It will be interesting to see what the Canadiens do with puzzling forward Alex Galchenyuk in the near future. The enigmatic and talented forward has not been a shadow of his old self since his injury early last season and while many were blaming former coach Michel Therrien for his utilization of Galchenyuk, it seems like he’s finding himself in a second coach’s dog house with Claude Julien. At some point, people will have to stop blaming the coaches and see the whole picture about the young forward. His lack of effort is, in my opinion, the biggest reason why he’s not getting more suitable ice time in the NHL and that’s solely in his own hands.
Will he understand that one day soon, or will the Canadiens lose patience with him first? Time will tell. He still has some value on the trade market because he’s under contract for a couple more seasons and he’s not that far removed from a 30 goals’ season. Let’s hope for the Canadiens that he finds his game as they need offense and Galchenyuk would go a long way in providing just that.
While Mikhail Sergachev is making a name for himself in Tampa Bay, Jonathan Drouin is battling through injuries and trying to learn a new position as a NHL centre. Bergevin’s failure, this past summer, was to be unable to address the team’s biggest need: a true top-end centre.
Drouin has been good under the circumstance but as it stands today, it looks like the Lightning has the upper hand on this deal. But be careful folks, don’t jump to conclusions too soon. At 14:55 minutes per game, Sergachev is sixth amongst Tampa’s defensemen in ice time, with 1:50 of which coming on the powerplay. Ten (10) of his 21 points also came on the powerplay so that doesn’t (yet) speak of a top-pairing defenseman, folks.
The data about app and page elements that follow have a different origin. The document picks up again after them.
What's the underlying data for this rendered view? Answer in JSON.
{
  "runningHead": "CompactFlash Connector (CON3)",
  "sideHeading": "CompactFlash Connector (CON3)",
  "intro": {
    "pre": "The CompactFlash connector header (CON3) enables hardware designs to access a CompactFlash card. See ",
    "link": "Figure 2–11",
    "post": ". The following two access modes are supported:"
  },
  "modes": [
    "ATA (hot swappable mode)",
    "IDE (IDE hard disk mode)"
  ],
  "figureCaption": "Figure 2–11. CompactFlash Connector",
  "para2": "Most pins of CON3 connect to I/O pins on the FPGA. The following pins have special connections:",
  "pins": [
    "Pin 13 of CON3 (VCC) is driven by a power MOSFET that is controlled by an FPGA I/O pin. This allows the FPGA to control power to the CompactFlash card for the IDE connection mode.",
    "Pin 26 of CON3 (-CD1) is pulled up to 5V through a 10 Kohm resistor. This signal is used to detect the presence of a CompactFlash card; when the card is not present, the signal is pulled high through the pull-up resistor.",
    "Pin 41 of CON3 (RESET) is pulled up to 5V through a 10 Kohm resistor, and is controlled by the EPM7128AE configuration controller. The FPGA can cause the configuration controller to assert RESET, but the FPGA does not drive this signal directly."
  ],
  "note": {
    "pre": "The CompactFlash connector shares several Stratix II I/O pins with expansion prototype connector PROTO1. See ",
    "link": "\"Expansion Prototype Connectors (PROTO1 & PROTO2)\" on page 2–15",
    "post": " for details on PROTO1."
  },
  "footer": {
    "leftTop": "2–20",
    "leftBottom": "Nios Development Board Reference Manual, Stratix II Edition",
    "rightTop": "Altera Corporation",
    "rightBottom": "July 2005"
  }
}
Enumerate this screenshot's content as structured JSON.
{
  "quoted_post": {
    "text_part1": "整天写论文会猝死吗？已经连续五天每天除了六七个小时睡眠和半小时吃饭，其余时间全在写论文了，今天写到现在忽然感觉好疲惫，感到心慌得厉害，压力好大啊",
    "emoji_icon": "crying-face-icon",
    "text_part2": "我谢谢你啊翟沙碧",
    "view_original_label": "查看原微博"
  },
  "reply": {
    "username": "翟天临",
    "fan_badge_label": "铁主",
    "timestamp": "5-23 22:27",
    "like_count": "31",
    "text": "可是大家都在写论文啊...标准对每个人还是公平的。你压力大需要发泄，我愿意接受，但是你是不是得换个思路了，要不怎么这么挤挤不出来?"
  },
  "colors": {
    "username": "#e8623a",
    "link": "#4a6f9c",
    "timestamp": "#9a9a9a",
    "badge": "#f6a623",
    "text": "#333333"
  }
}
The support cast for both players is also quite different. Put Drouin with the Lightning and Sergachev with the Canadiens and it’s pretty safe to say that the numbers wouldn’t be anywhere close to what they are right now and that, for both players. Let’s give it a couple of years before jumping to that conclusion, shall we? In the meantime… Go Habs Go!!!